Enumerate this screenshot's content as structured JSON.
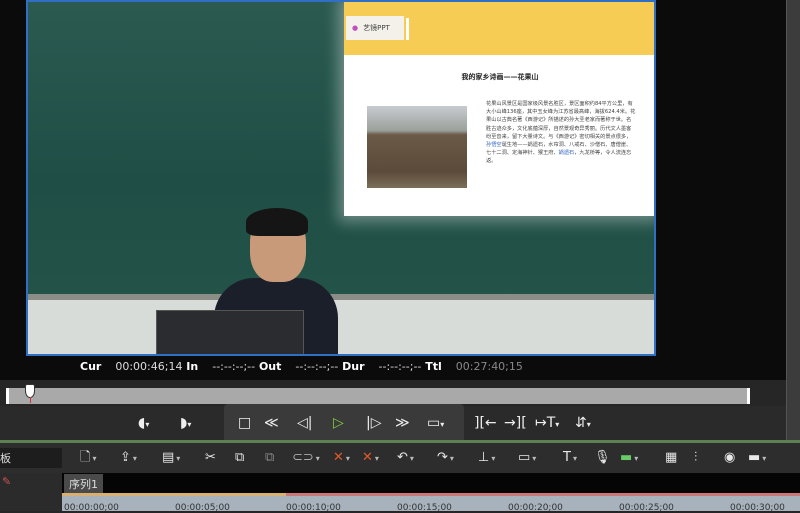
{
  "slide": {
    "logo": "艺镜PPT",
    "title": "我的家乡诗画——花果山",
    "body": "花果山风景区是国家级风景名胜区，景区面积约84平方公里，有大小山峰136座，其中玉女峰为江苏省最高峰，海拔624.4米。花果山以古典名著《西游记》所描述的孙大圣老家而著称于世。名胜古迹众多，文化底蕴深厚，自然景观奇异秀丽。历代文人墨客纷至沓来，留下大量诗文。与《西游记》密切相关的景点很多，",
    "link1": "孙悟空",
    "body2": "诞生地——娲遗石，水帘洞、八戒石、沙僧石、唐僧崖、七十二洞、定海神针、猴王府、",
    "link2": "娲遗石",
    "body3": "，九龙桥等，令人流连忘返。"
  },
  "timecodes": {
    "cur_label": "Cur",
    "cur": "00:00:46;14",
    "in_label": "In",
    "in": "--:--:--;--",
    "out_label": "Out",
    "out": "--:--:--;--",
    "dur_label": "Dur",
    "dur": "--:--:--;--",
    "ttl_label": "Ttl",
    "ttl": "00:27:40;15"
  },
  "panel_label": "板",
  "sequence_tab": "序列1",
  "ruler": [
    "00:00:00;00",
    "00:00:05;00",
    "00:00:10;00",
    "00:00:15;00",
    "00:00:20;00",
    "00:00:25;00",
    "00:00:30;00"
  ],
  "playback_position": 0.028
}
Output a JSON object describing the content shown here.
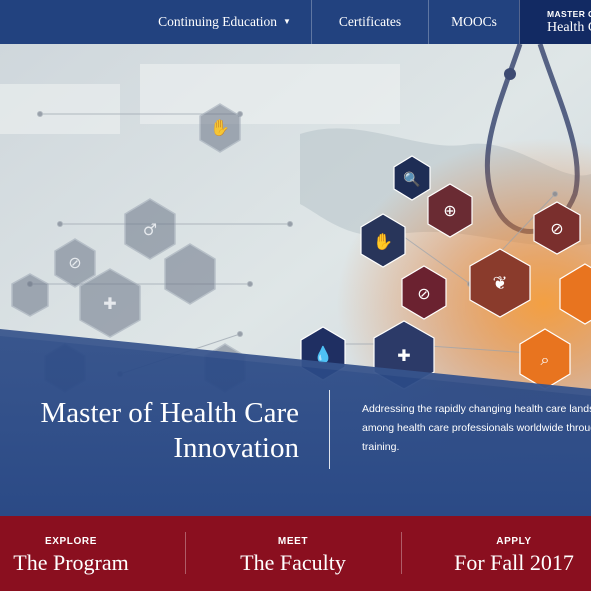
{
  "nav": {
    "continuing_education": "Continuing Education",
    "certificates": "Certificates",
    "moocs": "MOOCs",
    "active_small": "MASTER OF",
    "active_big": "Health Care"
  },
  "hero": {
    "title_line1": "Master of Health Care",
    "title_line2": "Innovation",
    "desc_line1": "Addressing the rapidly changing health care landscape by a",
    "desc_line2": "among health care professionals worldwide through online",
    "desc_line3": "training."
  },
  "cta": [
    {
      "kicker": "EXPLORE",
      "label": "The Program"
    },
    {
      "kicker": "MEET",
      "label": "The Faculty"
    },
    {
      "kicker": "APPLY",
      "label": "For Fall 2017"
    }
  ],
  "icons": [
    "ban-icon",
    "hand-stop-icon",
    "clipboard-icon",
    "male-symbol-icon",
    "pill-icon",
    "search-icon",
    "plant-icon",
    "first-aid-icon",
    "drop-icon",
    "first-aid-kit-icon",
    "chart-icon"
  ],
  "colors": {
    "nav_bg": "#22427f",
    "nav_active": "#122a63",
    "hero_band": "#2b4a86",
    "cta_bg": "#8a0f1f",
    "accent_orange": "#e8741f"
  }
}
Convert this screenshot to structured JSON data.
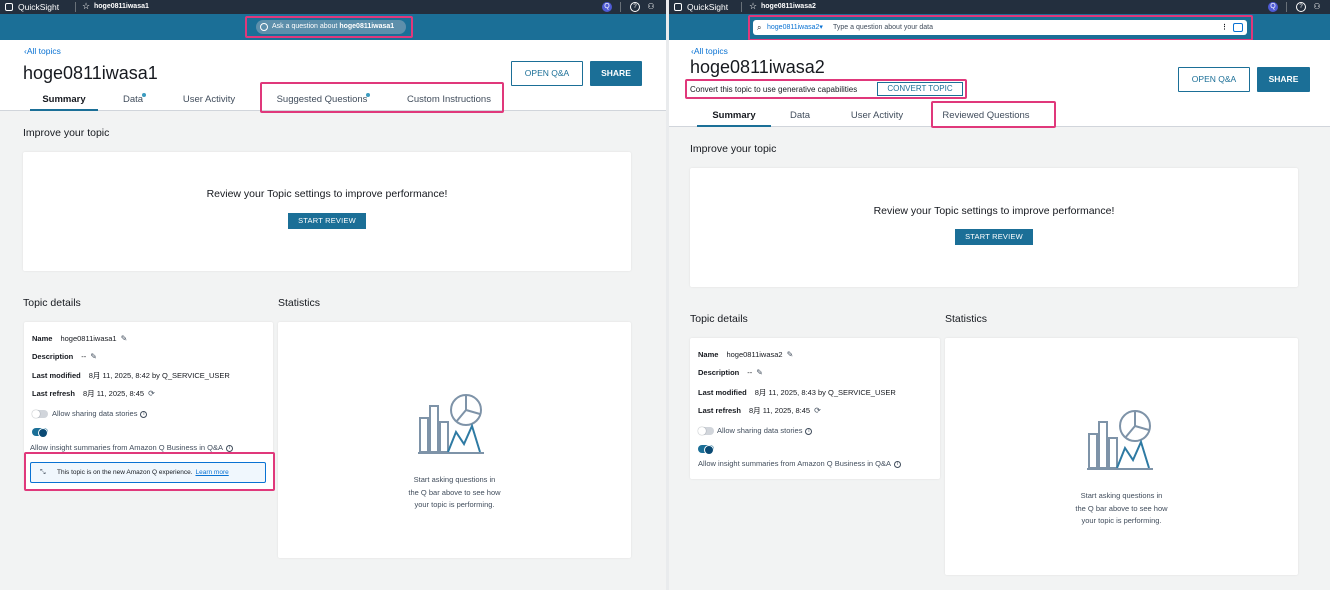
{
  "colors": {
    "topbar": "#232f3e",
    "qbar": "#1b6f97",
    "accent": "#1b6f97",
    "link": "#0972d3",
    "highlight": "#e0387b"
  },
  "left": {
    "app_name": "QuickSight",
    "topic_tab": "hoge0811iwasa1",
    "ask_prefix": "Ask a question about ",
    "ask_topic": "hoge0811iwasa1",
    "back": "All topics",
    "title": "hoge0811iwasa1",
    "open_qa": "OPEN Q&A",
    "share": "SHARE",
    "tabs": [
      "Summary",
      "Data",
      "User Activity",
      "Suggested Questions",
      "Custom Instructions"
    ],
    "improve_heading": "Improve your topic",
    "review_text": "Review your Topic settings to improve performance!",
    "review_button": "START REVIEW",
    "details_heading": "Topic details",
    "stats_heading": "Statistics",
    "details": {
      "name_label": "Name",
      "name_value": "hoge0811iwasa1",
      "desc_label": "Description",
      "desc_value": "--",
      "modified_label": "Last modified",
      "modified_value": "8月 11, 2025, 8:42 by Q_SERVICE_USER",
      "refresh_label": "Last refresh",
      "refresh_value": "8月 11, 2025, 8:45"
    },
    "toggle1_label": "Allow sharing data stories",
    "toggle2_label": "Allow insight summaries from Amazon Q Business in Q&A",
    "notice_text": "This topic is on the new Amazon Q experience.",
    "notice_link": "Learn more",
    "stats_text": [
      "Start asking questions in",
      "the Q bar above to see how",
      "your topic is performing."
    ]
  },
  "right": {
    "app_name": "QuickSight",
    "topic_tab": "hoge0811iwasa2",
    "search_topic": "hoge0811iwasa2",
    "search_placeholder": "Type a question about your data",
    "back": "All topics",
    "title": "hoge0811iwasa2",
    "convert_text": "Convert this topic to use generative capabilities",
    "convert_button": "CONVERT TOPIC",
    "open_qa": "OPEN Q&A",
    "share": "SHARE",
    "tabs": [
      "Summary",
      "Data",
      "User Activity",
      "Reviewed Questions"
    ],
    "improve_heading": "Improve your topic",
    "review_text": "Review your Topic settings to improve performance!",
    "review_button": "START REVIEW",
    "details_heading": "Topic details",
    "stats_heading": "Statistics",
    "details": {
      "name_label": "Name",
      "name_value": "hoge0811iwasa2",
      "desc_label": "Description",
      "desc_value": "--",
      "modified_label": "Last modified",
      "modified_value": "8月 11, 2025, 8:43 by Q_SERVICE_USER",
      "refresh_label": "Last refresh",
      "refresh_value": "8月 11, 2025, 8:45"
    },
    "toggle1_label": "Allow sharing data stories",
    "toggle2_label": "Allow insight summaries from Amazon Q Business in Q&A",
    "stats_text": [
      "Start asking questions in",
      "the Q bar above to see how",
      "your topic is performing."
    ]
  }
}
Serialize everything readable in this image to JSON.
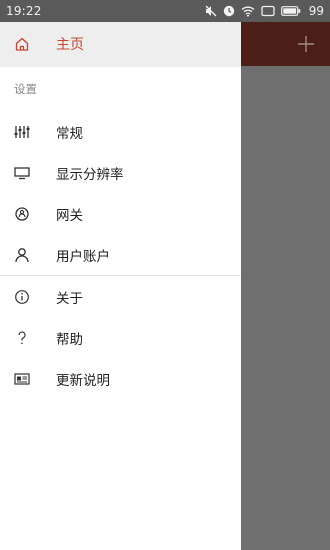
{
  "status_bar": {
    "time": "19:22",
    "battery_level": "99",
    "icons": [
      "mute-icon",
      "alarm-icon",
      "wifi-icon",
      "screen-icon",
      "battery-icon"
    ]
  },
  "app_behind": {
    "toolbar_color": "#4b1f17",
    "add_icon": "plus-icon"
  },
  "drawer": {
    "home": {
      "label": "主页",
      "icon": "home-icon",
      "color": "#c8452e"
    },
    "settings_header": "设置",
    "settings_items": [
      {
        "label": "常规",
        "icon": "sliders-icon"
      },
      {
        "label": "显示分辨率",
        "icon": "monitor-icon"
      },
      {
        "label": "网关",
        "icon": "router-icon"
      },
      {
        "label": "用户账户",
        "icon": "user-icon"
      }
    ],
    "other_items": [
      {
        "label": "关于",
        "icon": "info-icon"
      },
      {
        "label": "帮助",
        "icon": "help-icon"
      },
      {
        "label": "更新说明",
        "icon": "news-icon"
      }
    ]
  }
}
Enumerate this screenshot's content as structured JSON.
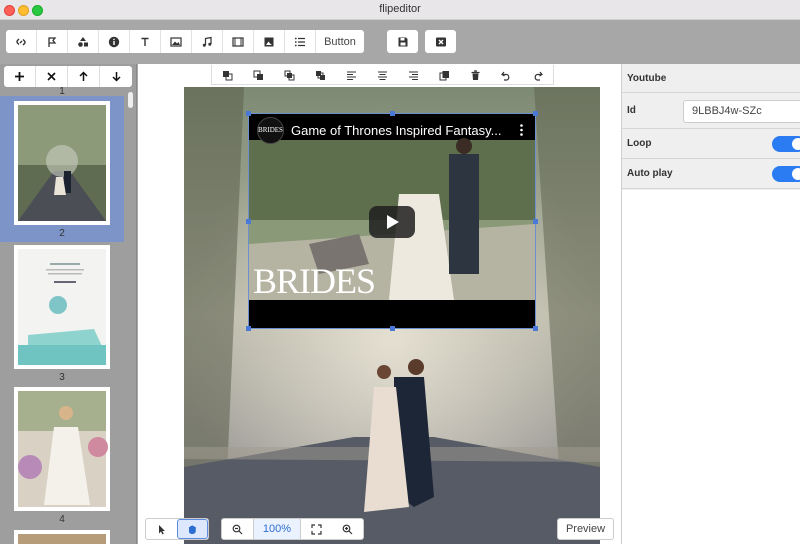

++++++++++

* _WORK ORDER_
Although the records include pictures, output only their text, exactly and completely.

* _WRITTEN SOLUTION_
Enumerate this screenshot's content as structured JSON.
{
  "slide": {
    "logo": "艺镜PPT",
    "title": "我的家乡诗画——花果山",
    "body": "花果山风景区是国家级风景名胜区，景区面积约84平方公里，有大小山峰136座，其中玉女峰为江苏省最高峰，海拔624.4米。花果山以古典名著《西游记》所描述的孙大圣老家而著称于世。名胜古迹众多，文化底蕴深厚，自然景观奇异秀丽。历代文人墨客纷至沓来，留下大量诗文。与《西游记》密切相关的景点很多，",
    "link1": "孙悟空",
    "body2": "诞生地——娲遗石，水帘洞、八戒石、沙僧石、唐僧崖、七十二洞、定海神针、猴王府、",
    "link2": "娲遗石",
    "body3": "，九龙桥等，令人流连忘返。"
  },
  "timecodes": {
    "cur_label": "Cur",
    "cur": "00:00:46;14",
    "in_label": "In",
    "in": "--:--:--;--",
    "out_label": "Out",
    "out": "--:--:--;--",
    "dur_label": "Dur",
    "dur": "--:--:--;--",
    "ttl_label": "Ttl",
    "ttl": "00:27:40;15"
  },
  "panel_label": "板",
  "sequence_tab": "序列1",
  "ruler": [
    "00:00:00;00",
    "00:00:05;00",
    "00:00:10;00",
    "00:00:15;00",
    "00:00:20;00",
    "00:00:25;00",
    "00:00:30;00"
  ],
  "playback_position": 0.028
}
Output a JSON object describing the content shown here.
{
  "nav": {
    "continuing_education": "Continuing Education",
    "certificates": "Certificates",
    "moocs": "MOOCs",
    "active_small": "MASTER OF",
    "active_big": "Health Care"
  },
  "hero": {
    "title_line1": "Master of Health Care",
    "title_line2": "Innovation",
    "desc_line1": "Addressing the rapidly changing health care landscape by a",
    "desc_line2": "among health care professionals worldwide through online",
    "desc_line3": "training."
  },
  "cta": [
    {
      "kicker": "EXPLORE",
      "label": "The Program"
    },
    {
      "kicker": "MEET",
      "label": "The Faculty"
    },
    {
      "kicker": "APPLY",
      "label": "For Fall 2017"
    }
  ],
  "icons": [
    "ban-icon",
    "hand-stop-icon",
    "clipboard-icon",
    "male-symbol-icon",
    "pill-icon",
    "search-icon",
    "plant-icon",
    "first-aid-icon",
    "drop-icon",
    "first-aid-kit-icon",
    "chart-icon"
  ],
  "colors": {
    "nav_bg": "#22427f",
    "nav_active": "#122a63",
    "hero_band": "#2b4a86",
    "cta_bg": "#8a0f1f",
    "accent_orange": "#e8741f"
  }
}
Convert this screenshot to structured JSON data.
{
  "colors": {
    "topbar": "#232f3e",
    "qbar": "#1b6f97",
    "accent": "#1b6f97",
    "link": "#0972d3",
    "highlight": "#e0387b"
  },
  "left": {
    "app_name": "QuickSight",
    "topic_tab": "hoge0811iwasa1",
    "ask_prefix": "Ask a question about ",
    "ask_topic": "hoge0811iwasa1",
    "back": "All topics",
    "title": "hoge0811iwasa1",
    "open_qa": "OPEN Q&A",
    "share": "SHARE",
    "tabs": [
      "Summary",
      "Data",
      "User Activity",
      "Suggested Questions",
      "Custom Instructions"
    ],
    "improve_heading": "Improve your topic",
    "review_text": "Review your Topic settings to improve performance!",
    "review_button": "START REVIEW",
    "details_heading": "Topic details",
    "stats_heading": "Statistics",
    "details": {
      "name_label": "Name",
      "name_value": "hoge0811iwasa1",
      "desc_label": "Description",
      "desc_value": "--",
      "modified_label": "Last modified",
      "modified_value": "8月 11, 2025, 8:42 by Q_SERVICE_USER",
      "refresh_label": "Last refresh",
      "refresh_value": "8月 11, 2025, 8:45"
    },
    "toggle1_label": "Allow sharing data stories",
    "toggle2_label": "Allow insight summaries from Amazon Q Business in Q&A",
    "notice_text": "This topic is on the new Amazon Q experience.",
    "notice_link": "Learn more",
    "stats_text": [
      "Start asking questions in",
      "the Q bar above to see how",
      "your topic is performing."
    ]
  },
  "right": {
    "app_name": "QuickSight",
    "topic_tab": "hoge0811iwasa2",
    "search_topic": "hoge0811iwasa2",
    "search_placeholder": "Type a question about your data",
    "back": "All topics",
    "title": "hoge0811iwasa2",
    "convert_text": "Convert this topic to use generative capabilities",
    "convert_button": "CONVERT TOPIC",
    "open_qa": "OPEN Q&A",
    "share": "SHARE",
    "tabs": [
      "Summary",
      "Data",
      "User Activity",
      "Reviewed Questions"
    ],
    "improve_heading": "Improve your topic",
    "review_text": "Review your Topic settings to improve performance!",
    "review_button": "START REVIEW",
    "details_heading": "Topic details",
    "stats_heading": "Statistics",
    "details": {
      "name_label": "Name",
      "name_value": "hoge0811iwasa2",
      "desc_label": "Description",
      "desc_value": "--",
      "modified_label": "Last modified",
      "modified_value": "8月 11, 2025, 8:43 by Q_SERVICE_USER",
      "refresh_label": "Last refresh",
      "refresh_value": "8月 11, 2025, 8:45"
    },
    "toggle1_label": "Allow sharing data stories",
    "toggle2_label": "Allow insight summaries from Amazon Q Business in Q&A",
    "stats_text": [
      "Start asking questions in",
      "the Q bar above to see how",
      "your topic is performing."
    ]
  }
}
Serialize everything readable in this image to JSON.
{
  "status_bar": {
    "time": "19:22",
    "battery_level": "99",
    "icons": [
      "mute-icon",
      "alarm-icon",
      "wifi-icon",
      "screen-icon",
      "battery-icon"
    ]
  },
  "app_behind": {
    "toolbar_color": "#4b1f17",
    "add_icon": "plus-icon"
  },
  "drawer": {
    "home": {
      "label": "主页",
      "icon": "home-icon",
      "color": "#c8452e"
    },
    "settings_header": "设置",
    "settings_items": [
      {
        "label": "常规",
        "icon": "sliders-icon"
      },
      {
        "label": "显示分辨率",
        "icon": "monitor-icon"
      },
      {
        "label": "网关",
        "icon": "router-icon"
      },
      {
        "label": "用户账户",
        "icon": "user-icon"
      }
    ],
    "other_items": [
      {
        "label": "关于",
        "icon": "info-icon"
      },
      {
        "label": "帮助",
        "icon": "help-icon"
      },
      {
        "label": "更新说明",
        "icon": "news-icon"
      }
    ]
  }
}
Enumerate this screenshot's content as structured JSON.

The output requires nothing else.